So, eggs… I love breakfast. Even after four years of running a bed and breakfast, I still love breakfast. So I was excited to write this blog post. I knew it would be perfect to share on national egg day, or breakfast day, or some other perfectly bizarre holiday that I seem to love to celebrate. I missed it. June 3rd, people. June 3rd is National Egg Day – oddly enough, no Frittata Day. So, instead of sitting on this blog post and our recipe for a year, we’re just going to post it. We’re crazy like that.
Now back to eggs. If you’ve visited Sugar Tree Inn before, then you know that eggs are a staple on our breakfast menu. Can you really have a full, country breakfast without eggs? The first year we were here we, and by we, I mean Russ because he is the Inn cook, perfected the made-to-order egg: scrambled, fried over easy, fried medium, a poached every now and then. He got the timing and cooking down to a science.
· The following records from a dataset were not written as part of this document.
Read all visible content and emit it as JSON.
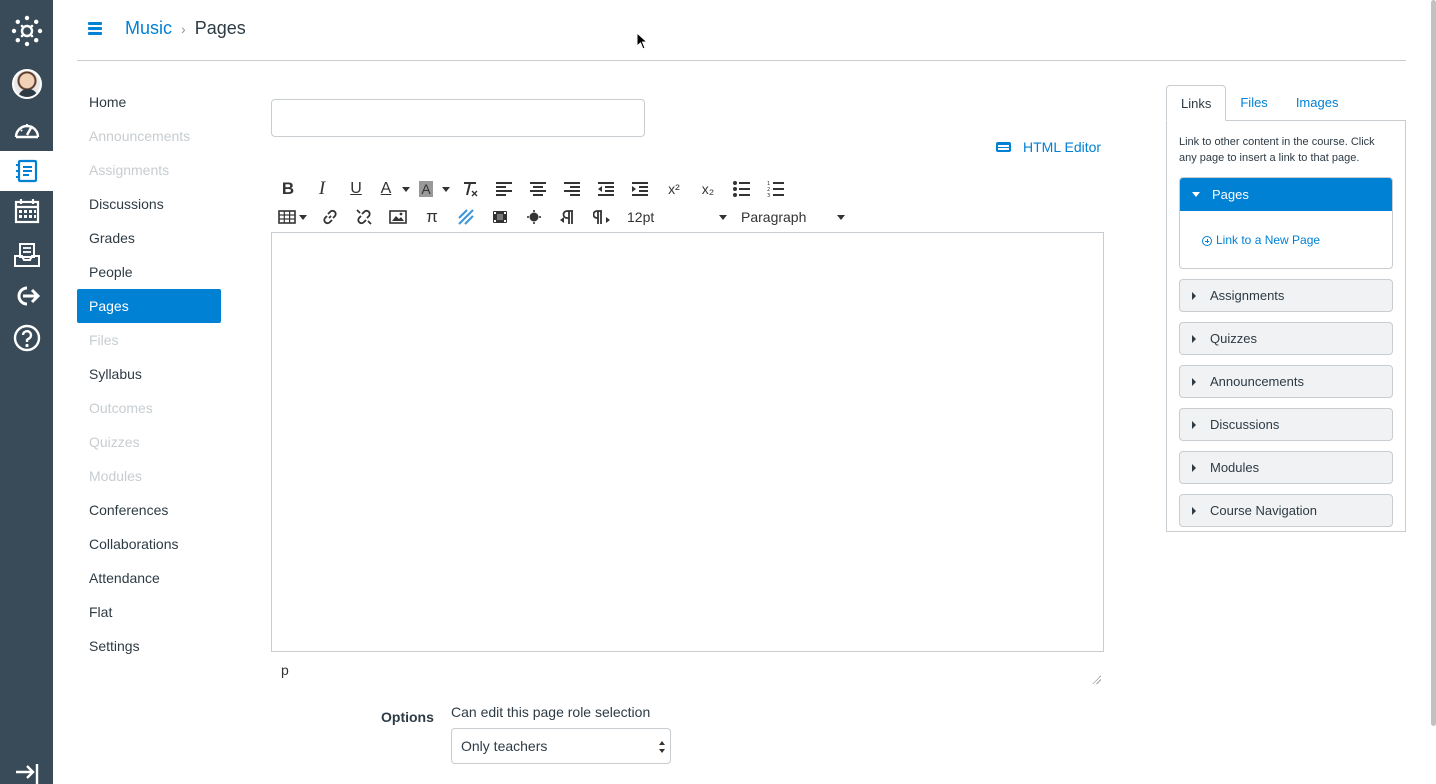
{
  "breadcrumb": {
    "course": "Music",
    "current": "Pages"
  },
  "global_nav": {
    "items": [
      {
        "icon": "canvas-logo-icon"
      },
      {
        "icon": "account-avatar-icon"
      },
      {
        "icon": "dashboard-icon"
      },
      {
        "icon": "courses-icon",
        "active": true
      },
      {
        "icon": "calendar-icon"
      },
      {
        "icon": "inbox-icon"
      },
      {
        "icon": "commons-icon"
      },
      {
        "icon": "help-icon"
      },
      {
        "icon": "collapse-nav-icon"
      }
    ]
  },
  "course_nav": {
    "items": [
      {
        "label": "Home",
        "state": "enabled"
      },
      {
        "label": "Announcements",
        "state": "disabled"
      },
      {
        "label": "Assignments",
        "state": "disabled"
      },
      {
        "label": "Discussions",
        "state": "enabled"
      },
      {
        "label": "Grades",
        "state": "enabled"
      },
      {
        "label": "People",
        "state": "enabled"
      },
      {
        "label": "Pages",
        "state": "active"
      },
      {
        "label": "Files",
        "state": "disabled"
      },
      {
        "label": "Syllabus",
        "state": "enabled"
      },
      {
        "label": "Outcomes",
        "state": "disabled"
      },
      {
        "label": "Quizzes",
        "state": "disabled"
      },
      {
        "label": "Modules",
        "state": "disabled"
      },
      {
        "label": "Conferences",
        "state": "enabled"
      },
      {
        "label": "Collaborations",
        "state": "enabled"
      },
      {
        "label": "Attendance",
        "state": "enabled"
      },
      {
        "label": "Flat",
        "state": "enabled"
      },
      {
        "label": "Settings",
        "state": "enabled"
      }
    ]
  },
  "editor": {
    "title_value": "",
    "html_editor_label": "HTML Editor",
    "toolbar": {
      "bold": "B",
      "italic": "I",
      "underline": "U",
      "text_color": "A",
      "background_color": "A",
      "superscript": "x²",
      "subscript": "x₂",
      "pi": "π",
      "font_size": "12pt",
      "block_format": "Paragraph"
    },
    "status_path": "p"
  },
  "options": {
    "label": "Options",
    "role_label": "Can edit this page role selection",
    "role_value": "Only teachers"
  },
  "sidebar": {
    "tabs": [
      {
        "label": "Links",
        "active": true
      },
      {
        "label": "Files",
        "active": false
      },
      {
        "label": "Images",
        "active": false
      }
    ],
    "description": "Link to other content in the course. Click any page to insert a link to that page.",
    "open_section": {
      "label": "Pages",
      "link": "Link to a New Page"
    },
    "sections": [
      "Assignments",
      "Quizzes",
      "Announcements",
      "Discussions",
      "Modules",
      "Course Navigation"
    ]
  },
  "colors": {
    "accent": "#0081d4",
    "global_nav_bg": "#394b58",
    "text": "#2d3b45",
    "disabled_text": "#c7cdd1",
    "border": "#c7cdd1"
  }
}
As one can imagine, cooking eggs every morning can get a little monotonous so we ventured off into the world of frittatas, basically a crustless quiche. We were looking for a breakfast that kept with our rustic country theme was easily scalable and didn’t require too much prep time because, I’m going to throw another truth out there, Russ is the only one on kitchen duty at the Lodge until much closer to serving time. He preps breakfast for our lovely guests, while I am over at our house wrangling, dressing, brushing, and attempting to feed our two lovely children.
Russ started making frittatas the first year we were here. We found it was a good way to use up leftover salsa or veggies and we always seem to have shredded cheese on hand. Shredded cheese is another staple item. So by the second year, he dove into the science of frittatas cast iron skillet in hand.
After a few more months of practice and perfecting, he had the art of his frittata down and was looking for more. As we entered our busy hiking season, we once again looked for breakfasts that were easily scalable and time efficient and we stumbled across frittata cups or egg cups or whatever you want to call them. I’m not really sure what to call them because one way sounds snooty and another way sounds like ketchup belongs on them. Still working on that mystery.
So, the egg cups have the advantage of being very scalable AND diverse, which is a huge bonus in my book. You make your frittata base, then you add the different toppings, which is perfect when we have large weekends and we are serving a buffet. We make some cups with cheese, some with meat and cheese, and maybe even some with salsa.
Enough rambling. We wanted to share our recipe for frittatas/frittata cups with you. It is a great arsenal to have in your lineup if you have guests or you’re entertaining family. It looks very impressive. But if you know us, you know we’re not fussy people, so it stands to reason that our cooking style would also be non-fussy.
However, with that assurance, there is one small caveat. Like many recipes, sometimes technique is as important as ingredients. Russ has informed me this is so with frittatas. As a result, the instructions may seem a little anal but this is Russ’s best technique practice for frittatas. When you are cutting into your impressive, custardy egg dish, it will be worth it.
If you’ve stayed with us in the past, please let us know if you’ve had our frittata. Feel free to comment on your thoughts on a frittata, frittatas in general, or how your frittata turned out, if you tried our recipe. I would love to talk to you about it.
Well, until next time, we are looking forward to your stay!